Filter the records below and copy every line containing the word "wooden".

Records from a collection

^^^^^^^^

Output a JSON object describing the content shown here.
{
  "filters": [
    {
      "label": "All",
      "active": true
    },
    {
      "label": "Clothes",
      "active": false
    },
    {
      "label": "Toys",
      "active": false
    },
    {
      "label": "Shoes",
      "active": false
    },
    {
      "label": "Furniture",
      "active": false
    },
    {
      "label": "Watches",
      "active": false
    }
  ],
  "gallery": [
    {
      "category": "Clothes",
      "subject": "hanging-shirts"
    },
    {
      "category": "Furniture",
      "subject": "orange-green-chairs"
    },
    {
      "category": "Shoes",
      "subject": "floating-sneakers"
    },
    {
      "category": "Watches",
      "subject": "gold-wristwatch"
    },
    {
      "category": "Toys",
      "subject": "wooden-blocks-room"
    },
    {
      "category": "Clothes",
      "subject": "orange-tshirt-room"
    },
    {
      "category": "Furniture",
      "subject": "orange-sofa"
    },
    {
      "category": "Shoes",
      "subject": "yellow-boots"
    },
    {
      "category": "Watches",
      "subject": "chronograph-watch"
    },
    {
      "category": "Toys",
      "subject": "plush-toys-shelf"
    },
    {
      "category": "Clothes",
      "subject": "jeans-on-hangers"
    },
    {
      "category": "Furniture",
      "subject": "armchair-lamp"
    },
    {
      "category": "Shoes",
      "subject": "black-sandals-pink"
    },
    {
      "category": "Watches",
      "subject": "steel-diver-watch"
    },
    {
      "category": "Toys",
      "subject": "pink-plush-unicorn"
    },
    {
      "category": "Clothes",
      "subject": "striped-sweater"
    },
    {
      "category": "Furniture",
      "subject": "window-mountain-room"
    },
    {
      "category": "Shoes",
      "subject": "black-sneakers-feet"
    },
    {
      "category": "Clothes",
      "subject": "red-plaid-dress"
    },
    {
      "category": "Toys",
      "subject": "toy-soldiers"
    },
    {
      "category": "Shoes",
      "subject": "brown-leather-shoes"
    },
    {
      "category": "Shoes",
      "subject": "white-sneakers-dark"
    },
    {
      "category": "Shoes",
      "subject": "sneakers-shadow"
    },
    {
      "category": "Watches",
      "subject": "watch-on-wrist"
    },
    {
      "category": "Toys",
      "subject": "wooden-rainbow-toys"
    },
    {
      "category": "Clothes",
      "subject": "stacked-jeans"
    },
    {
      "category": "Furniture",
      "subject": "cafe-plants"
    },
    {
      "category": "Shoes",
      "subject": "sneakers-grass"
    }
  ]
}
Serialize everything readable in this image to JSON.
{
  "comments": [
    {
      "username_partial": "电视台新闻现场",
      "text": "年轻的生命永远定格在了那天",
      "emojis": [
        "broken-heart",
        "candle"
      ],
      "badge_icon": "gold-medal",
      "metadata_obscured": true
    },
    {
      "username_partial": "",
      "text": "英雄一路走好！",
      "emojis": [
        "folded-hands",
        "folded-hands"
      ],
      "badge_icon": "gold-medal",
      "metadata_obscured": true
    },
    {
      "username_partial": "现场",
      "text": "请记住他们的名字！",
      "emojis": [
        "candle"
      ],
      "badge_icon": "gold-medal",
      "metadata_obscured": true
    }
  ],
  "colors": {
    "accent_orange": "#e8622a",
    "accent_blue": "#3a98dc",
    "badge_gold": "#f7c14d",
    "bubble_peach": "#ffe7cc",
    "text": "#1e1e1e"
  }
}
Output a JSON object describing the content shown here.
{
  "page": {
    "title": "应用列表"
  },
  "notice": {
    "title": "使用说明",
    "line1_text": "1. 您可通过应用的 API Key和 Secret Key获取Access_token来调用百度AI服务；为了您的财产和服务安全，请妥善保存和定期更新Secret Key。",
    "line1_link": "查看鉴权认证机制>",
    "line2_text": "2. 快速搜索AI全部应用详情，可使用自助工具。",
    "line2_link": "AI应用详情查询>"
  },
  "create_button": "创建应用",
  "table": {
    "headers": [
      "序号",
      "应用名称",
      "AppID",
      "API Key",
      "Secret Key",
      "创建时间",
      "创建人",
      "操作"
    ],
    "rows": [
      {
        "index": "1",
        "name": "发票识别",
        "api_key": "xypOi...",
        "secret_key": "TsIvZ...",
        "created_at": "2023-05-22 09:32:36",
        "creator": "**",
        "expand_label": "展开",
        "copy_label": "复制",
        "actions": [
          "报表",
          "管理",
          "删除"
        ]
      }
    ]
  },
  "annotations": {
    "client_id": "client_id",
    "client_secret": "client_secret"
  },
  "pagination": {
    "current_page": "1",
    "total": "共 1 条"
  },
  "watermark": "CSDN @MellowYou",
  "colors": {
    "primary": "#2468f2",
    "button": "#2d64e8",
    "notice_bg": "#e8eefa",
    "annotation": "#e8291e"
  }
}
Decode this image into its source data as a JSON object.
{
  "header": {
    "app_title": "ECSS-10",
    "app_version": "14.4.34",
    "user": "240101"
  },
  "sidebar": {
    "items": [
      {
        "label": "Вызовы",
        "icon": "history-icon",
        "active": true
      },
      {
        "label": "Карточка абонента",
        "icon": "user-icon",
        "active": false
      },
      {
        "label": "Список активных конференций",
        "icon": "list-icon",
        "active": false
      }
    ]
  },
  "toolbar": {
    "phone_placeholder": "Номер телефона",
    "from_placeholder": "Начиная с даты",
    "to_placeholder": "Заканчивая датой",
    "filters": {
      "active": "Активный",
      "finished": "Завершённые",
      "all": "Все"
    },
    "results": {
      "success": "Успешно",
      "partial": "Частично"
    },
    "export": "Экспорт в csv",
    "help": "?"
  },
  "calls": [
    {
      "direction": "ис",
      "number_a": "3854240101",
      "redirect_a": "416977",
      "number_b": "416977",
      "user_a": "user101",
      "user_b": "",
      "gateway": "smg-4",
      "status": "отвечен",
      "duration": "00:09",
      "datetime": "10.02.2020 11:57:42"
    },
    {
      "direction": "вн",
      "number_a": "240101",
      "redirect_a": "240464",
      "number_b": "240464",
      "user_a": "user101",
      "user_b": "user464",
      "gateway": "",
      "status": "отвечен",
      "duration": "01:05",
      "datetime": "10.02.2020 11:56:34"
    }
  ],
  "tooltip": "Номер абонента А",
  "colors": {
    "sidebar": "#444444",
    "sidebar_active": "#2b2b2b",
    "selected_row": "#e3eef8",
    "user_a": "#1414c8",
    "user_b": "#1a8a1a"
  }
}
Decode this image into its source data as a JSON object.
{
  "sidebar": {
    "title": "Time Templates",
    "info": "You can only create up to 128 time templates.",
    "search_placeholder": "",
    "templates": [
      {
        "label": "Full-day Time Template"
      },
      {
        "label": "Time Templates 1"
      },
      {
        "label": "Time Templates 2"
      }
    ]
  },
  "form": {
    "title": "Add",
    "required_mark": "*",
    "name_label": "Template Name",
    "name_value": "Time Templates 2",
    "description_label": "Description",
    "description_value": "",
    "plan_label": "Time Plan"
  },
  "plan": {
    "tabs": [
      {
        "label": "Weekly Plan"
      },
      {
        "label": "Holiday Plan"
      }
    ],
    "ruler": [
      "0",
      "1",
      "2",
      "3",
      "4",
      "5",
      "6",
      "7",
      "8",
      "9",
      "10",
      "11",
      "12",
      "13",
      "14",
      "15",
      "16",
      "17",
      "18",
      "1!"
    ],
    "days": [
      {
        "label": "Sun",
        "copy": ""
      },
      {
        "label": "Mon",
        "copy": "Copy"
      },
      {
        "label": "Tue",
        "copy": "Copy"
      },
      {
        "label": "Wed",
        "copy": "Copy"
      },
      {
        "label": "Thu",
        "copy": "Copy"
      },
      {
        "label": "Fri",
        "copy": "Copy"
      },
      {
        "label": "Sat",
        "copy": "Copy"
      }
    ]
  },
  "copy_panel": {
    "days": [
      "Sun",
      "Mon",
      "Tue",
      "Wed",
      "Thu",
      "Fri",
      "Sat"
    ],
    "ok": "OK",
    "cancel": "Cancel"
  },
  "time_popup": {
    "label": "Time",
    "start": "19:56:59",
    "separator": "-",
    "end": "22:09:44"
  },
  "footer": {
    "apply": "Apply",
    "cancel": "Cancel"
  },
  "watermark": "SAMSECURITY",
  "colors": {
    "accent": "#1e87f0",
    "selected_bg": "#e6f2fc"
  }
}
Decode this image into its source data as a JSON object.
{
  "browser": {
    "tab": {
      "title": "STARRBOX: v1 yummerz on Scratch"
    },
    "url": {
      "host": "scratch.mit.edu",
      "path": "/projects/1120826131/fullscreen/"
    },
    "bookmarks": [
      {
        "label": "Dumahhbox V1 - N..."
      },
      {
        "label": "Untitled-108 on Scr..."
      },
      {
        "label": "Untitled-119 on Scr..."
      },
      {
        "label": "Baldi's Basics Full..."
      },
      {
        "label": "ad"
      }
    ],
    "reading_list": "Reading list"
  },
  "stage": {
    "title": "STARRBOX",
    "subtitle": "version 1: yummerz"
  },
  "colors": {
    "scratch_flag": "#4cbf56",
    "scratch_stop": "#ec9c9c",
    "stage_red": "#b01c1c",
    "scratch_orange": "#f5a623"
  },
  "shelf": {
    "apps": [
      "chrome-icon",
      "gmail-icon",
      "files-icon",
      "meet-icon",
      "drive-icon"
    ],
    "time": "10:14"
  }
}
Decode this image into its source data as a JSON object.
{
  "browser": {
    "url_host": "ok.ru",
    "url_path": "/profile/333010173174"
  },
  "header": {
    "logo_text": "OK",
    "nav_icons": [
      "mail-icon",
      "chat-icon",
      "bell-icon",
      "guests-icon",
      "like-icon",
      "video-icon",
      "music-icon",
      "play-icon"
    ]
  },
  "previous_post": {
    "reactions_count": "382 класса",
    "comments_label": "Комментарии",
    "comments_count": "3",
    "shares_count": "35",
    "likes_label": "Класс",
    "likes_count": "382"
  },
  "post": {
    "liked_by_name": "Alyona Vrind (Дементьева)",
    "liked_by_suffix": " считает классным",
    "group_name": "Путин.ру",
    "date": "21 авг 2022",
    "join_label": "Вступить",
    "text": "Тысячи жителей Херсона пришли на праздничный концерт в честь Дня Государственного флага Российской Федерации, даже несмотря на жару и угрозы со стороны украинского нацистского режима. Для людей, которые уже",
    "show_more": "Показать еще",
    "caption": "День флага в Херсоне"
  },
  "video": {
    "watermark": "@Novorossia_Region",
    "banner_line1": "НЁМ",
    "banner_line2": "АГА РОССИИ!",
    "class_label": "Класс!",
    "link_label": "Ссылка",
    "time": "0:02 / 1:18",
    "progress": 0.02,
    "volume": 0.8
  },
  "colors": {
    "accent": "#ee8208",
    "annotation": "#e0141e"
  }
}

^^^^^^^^

_Solution to this exercise:_
      "subject": "wooden-blocks-room"
      "subject": "wooden-rainbow-toys"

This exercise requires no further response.